Hesitantly, he touched the injury, watching in fascination as his reflection did the same. The face in the mirror wasn’t familiar, and his brain struggled to connect the thin, pale figure with the concept of self.
“The bleeding stopped,” Jason said, motioning to the bandage. “But it bled a lot at first. The doctor gave me a list of food to help you recover from the blood loss, so you should be . . .” He paused and ran a hand through his hair. “That was the scariest part, finding you lying on the ground, blood everywhere.”
The face staring back at him was essentially a stranger, and Noah had to look away.
Jason propped the mirror against the wall and then sat down on the bed again, carefully drawing Noah in to curl against him. “We’re on vacation,” he said. “In Colorado. I have a small cabin here, and we decided to come up for Christmas. I had . . .” he hesitated. “I’d asked you to go shovel the path to the wood shed, because it was starting to snow and the weather report had said a blizzard was going to be rolling through. I guess you slipped, hit your head pretty bad.”
“Yeah,” Jason laughed, “of course that’s what you’d latch on to. You warned me, said sane people go to the beach for Christmas, not to a house in the middle of the mountains, because who picks avalanches and blizzards over sun and sand? But I wanted to spend Christmas with you, relaxing in front of the fire. You said you’d never had a true white Christmas before, just gray slushy snow in the city.”
Noah frowned. The more Jason spoke, the more he knew that something wasn’t right. “Why no hospital?”
“Emergency vehicles can’t get up here until the storm dies down,” Jason said. “Maybe two days if we’re lucky, three or four if not. I called the doctor in Aspen, and he’s been walking me through how to take care of you step-by-step.”
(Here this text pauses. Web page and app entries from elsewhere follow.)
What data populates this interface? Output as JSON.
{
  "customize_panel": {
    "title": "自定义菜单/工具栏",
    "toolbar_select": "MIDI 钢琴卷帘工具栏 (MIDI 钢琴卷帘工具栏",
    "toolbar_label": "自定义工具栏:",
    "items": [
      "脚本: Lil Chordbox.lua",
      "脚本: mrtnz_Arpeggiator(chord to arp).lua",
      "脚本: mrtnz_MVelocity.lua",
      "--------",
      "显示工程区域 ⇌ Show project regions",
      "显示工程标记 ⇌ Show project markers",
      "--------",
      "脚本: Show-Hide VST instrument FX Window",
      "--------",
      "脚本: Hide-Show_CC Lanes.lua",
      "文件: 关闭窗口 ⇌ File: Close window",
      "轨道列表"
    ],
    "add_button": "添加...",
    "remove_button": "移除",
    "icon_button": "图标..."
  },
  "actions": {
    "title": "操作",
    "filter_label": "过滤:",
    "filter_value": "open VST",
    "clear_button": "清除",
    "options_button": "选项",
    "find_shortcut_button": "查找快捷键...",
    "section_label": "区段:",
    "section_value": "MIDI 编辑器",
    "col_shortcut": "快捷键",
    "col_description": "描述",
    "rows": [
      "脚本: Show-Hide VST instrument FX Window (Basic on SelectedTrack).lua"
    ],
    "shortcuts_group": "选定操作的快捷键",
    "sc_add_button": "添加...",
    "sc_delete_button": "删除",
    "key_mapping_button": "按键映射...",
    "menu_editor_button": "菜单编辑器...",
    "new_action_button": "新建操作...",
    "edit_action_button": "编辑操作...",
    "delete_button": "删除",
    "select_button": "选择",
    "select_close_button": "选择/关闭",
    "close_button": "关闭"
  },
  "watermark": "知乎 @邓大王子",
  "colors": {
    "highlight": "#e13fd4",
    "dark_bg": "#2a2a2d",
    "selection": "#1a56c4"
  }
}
Carefully, Noah brushed his fingers over the bandage around his head again. The Tylenol was beginning to work, but there was still a sharp pain and throbbing ache in his skull, and there was a large bump just over his ear.
“It’s late now, but I’m going to call the hospital back, see if I can talk to a doctor. A little memory loss is normal, from what they told me, but I just want to check in with them about your amnesia.” Jason leaned forward, and Noah expected another kiss on his forehead. Instead, Jason carefully brushed their lips together, fingers resting against Noah’s jaw. “You’re going to be okay, baby,” he said. “I’m so sorry, but I’ll do everything I can to make sure you’re better soon.”
Then he left Noah alone in the room with his thoughts.
The wind howling outside combined with the faint murmur of Jason on the phone in another room, creating a soothing white noise as Noah stared at the ceiling and tried to remember.
Read more at: http://riptidepublishing.com/titles/whiteout (Just click the excerpt tab)
Elyse is an author and world-traveler, whose unique life experiences have helped to shape the stories that she wants to tell. She writes romances with LGBTQ+ characters and relationships, and believes that every person deserves a Happily Ever After. When she’s not staring futilely at her computer screen, El spends her time adding stamps to her passport, catching up on her terrifying TBR list, and learning to be a better adult.
She’s always happy to chat with other readers, and you can find her online at:
- Website: http://elspringer.com
- Twitter: @ElyseSpringer
- Facebook: https://www.facebook.com/elysespringerwrites